Skip to main content
eScholarship
Open Access Publications from the University of California

Influence of Large-Scale Circulation on the Dynamics of Extratropical Cyclones and Orographic Precipitation in High Mountain Asia

  • Author(s): Cannon, Forest Glen
  • Advisor(s): Carvalho, Leila M.V.
  • et al.
Abstract

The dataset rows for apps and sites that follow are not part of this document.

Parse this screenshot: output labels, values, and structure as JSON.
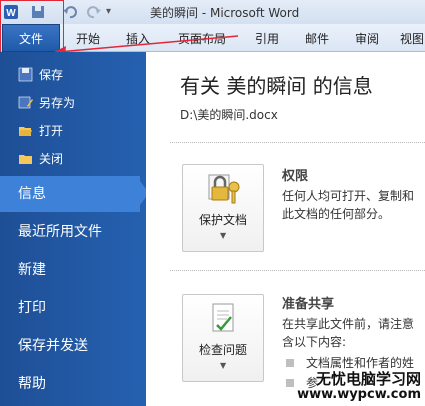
{
  "titlebar": {
    "title": "美的瞬间 - Microsoft Word"
  },
  "ribbon": {
    "file_tab": "文件",
    "tabs": [
      "开始",
      "插入",
      "页面布局",
      "引用",
      "邮件",
      "审阅",
      "视图"
    ]
  },
  "sidebar": {
    "small_items": [
      "保存",
      "另存为",
      "打开",
      "关闭"
    ],
    "big_items": [
      "信息",
      "最近所用文件",
      "新建",
      "打印",
      "保存并发送",
      "帮助"
    ],
    "active": "信息"
  },
  "info": {
    "title": "有关 美的瞬间 的信息",
    "path": "D:\\美的瞬间.docx",
    "permissions": {
      "button": "保护文档",
      "heading": "权限",
      "lines": [
        "任何人均可打开、复制和",
        "此文档的任何部分。"
      ]
    },
    "prepare": {
      "button": "检查问题",
      "heading": "准备共享",
      "lines": [
        "在共享此文件前，请注意",
        "含以下内容:"
      ],
      "bullets": [
        "文档属性和作者的姓",
        "参"
      ]
    }
  },
  "watermark": {
    "line1": "无忧电脑学习网",
    "line2": "www.wypcw.com"
  },
  "colors": {
    "annotation": "#e0283a",
    "sidebar": "#2561b0",
    "active": "#3d82d8"
  }
}
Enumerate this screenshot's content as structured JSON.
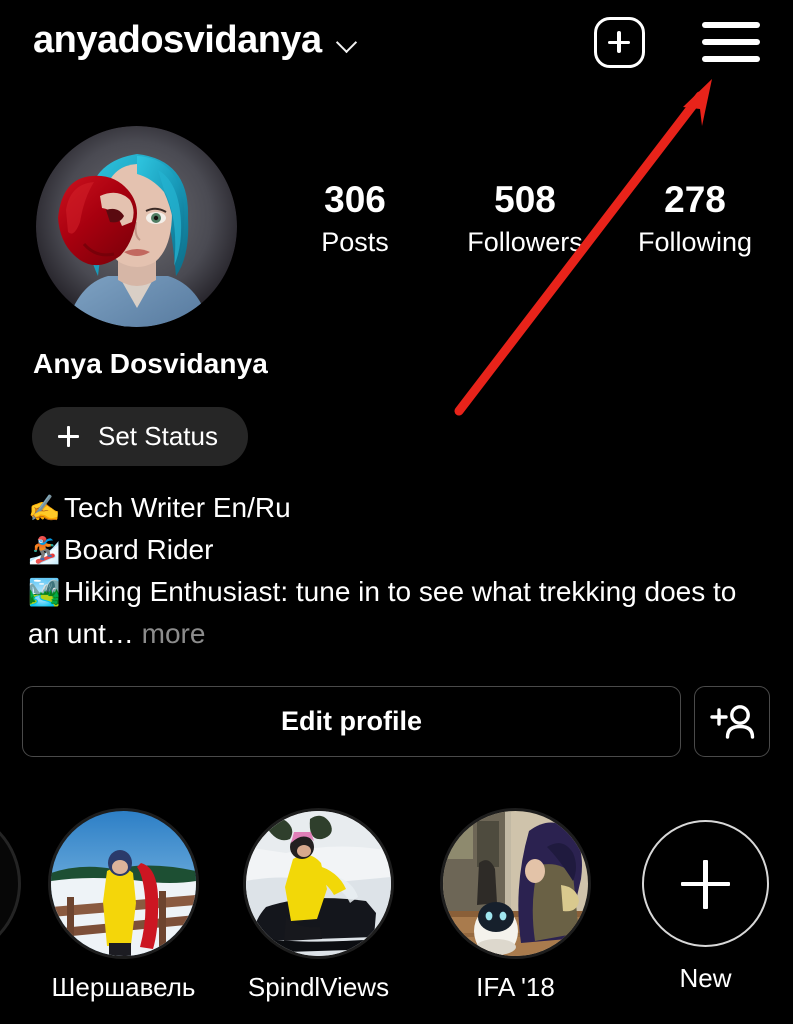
{
  "app": "Instagram profile",
  "header": {
    "username": "anyadosvidanya",
    "chevron_icon": "chevron-down-icon",
    "create_icon": "plus-square-icon",
    "menu_icon": "hamburger-menu-icon"
  },
  "profile": {
    "avatar_alt": "Woman with teal hair and red paint on face wearing denim shirt",
    "full_name": "Anya Dosvidanya",
    "set_status_label": "Set Status",
    "set_status_icon": "plus-icon",
    "stats": [
      {
        "value": "306",
        "label": "Posts"
      },
      {
        "value": "508",
        "label": "Followers"
      },
      {
        "value": "278",
        "label": "Following"
      }
    ],
    "bio": {
      "line1_emoji": "✍️",
      "line1_text": "Tech Writer En/Ru",
      "line2_emoji": "🏂",
      "line2_text": "Board Rider",
      "line3_emoji": "🏞️",
      "line3_text": "Hiking Enthusiast: tune in to see what trekking does to an unt…",
      "more_label": "more"
    }
  },
  "actions": {
    "edit_profile_label": "Edit profile",
    "add_person_icon": "add-person-icon"
  },
  "highlights": {
    "items": [
      {
        "label": "Шершавель",
        "alt": "Snowboarder in yellow jacket on snowy deck"
      },
      {
        "label": "SpindlViews",
        "alt": "Person in yellow jacket riding snowmobile"
      },
      {
        "label": "IFA '18",
        "alt": "Person with blue hair beside small white robot"
      }
    ],
    "new_label": "New",
    "new_icon": "plus-icon"
  },
  "annotation": {
    "arrow_color": "#e8231a",
    "arrow_points_to": "hamburger-menu-icon"
  }
}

Westerly disturbances are the primary climatic influence within High Mountain Asia during winter, producing over half of annual precipitation in 4-6 events per winter season and supplying essential water resources for large populations across Asia. This research examines High Mountain Asia’s hydroclimate, focusing on the relationship between westerly disturbance dynamics, the mechanisms that drive orographic precipitation, and their variability on intraseasonal and interannual scales. The first chapter establishes that extreme winter precipitation events in High Mountain Asia are primarily attributable to combined contributions from dynamical forcing and moisture availability during westerly disturbance interaction with regional topography. A novel wave-tracking algorithm was developed to provide an inventory of location, timing, intensity, and duration of westerly disturbance events, allowing for a comprehensive study of the mechanisms that drive orographic precipitation, on an individual event basis and in the aggregate. In the second chapter, westerly disturbances are investigated using extreme event composites to identify significant influence of global atmospheric variability over westerly disturbance dynamics and moisture availability, focusing on tropical forcing by the Madden Julian Oscillation on intraseasonal timescales and the El Nino Southern Oscillation on interannual scales. This work demonstrates that El Nino simultaneously enhances the strength of the storm track and moisture availability to westerly disturbances. Contrastingly, during Madden Julian Oscillation propagation there is a transition in the balance of contributions from moisture availability and dynamical forcing to orographic precipitation. The third chapter of this dissertation employs a mesoscale model to perform a set of modified topography experiments in which extreme precipitation events in High Mountain Asia that were related to westerly disturbances are simulated at 6km resolution with native model topography and with smoothed topography taken from a global circulation model. These experiments illustrate that topographic smoothing fundamentally alters the dynamic and thermodynamic mechanisms that produce orographic precipitation during westerly disturbances, and identifies important deficiencies in the ability of models with coarse topographic resolution to simulate High Mountain Asia weather and climate. Collectively, the three chapters of this dissertation give novel insight into the dynamics of westerly disturbances, how these systems generate extreme precipitation events in High Mountain Asia, and their relationships with global atmospheric variability. These findings advance the scientific community’s understanding of weather and climate in High Mountain Asia and improve the potential for evaluating the current state and future fate of regional water resources.

Main Content
Current View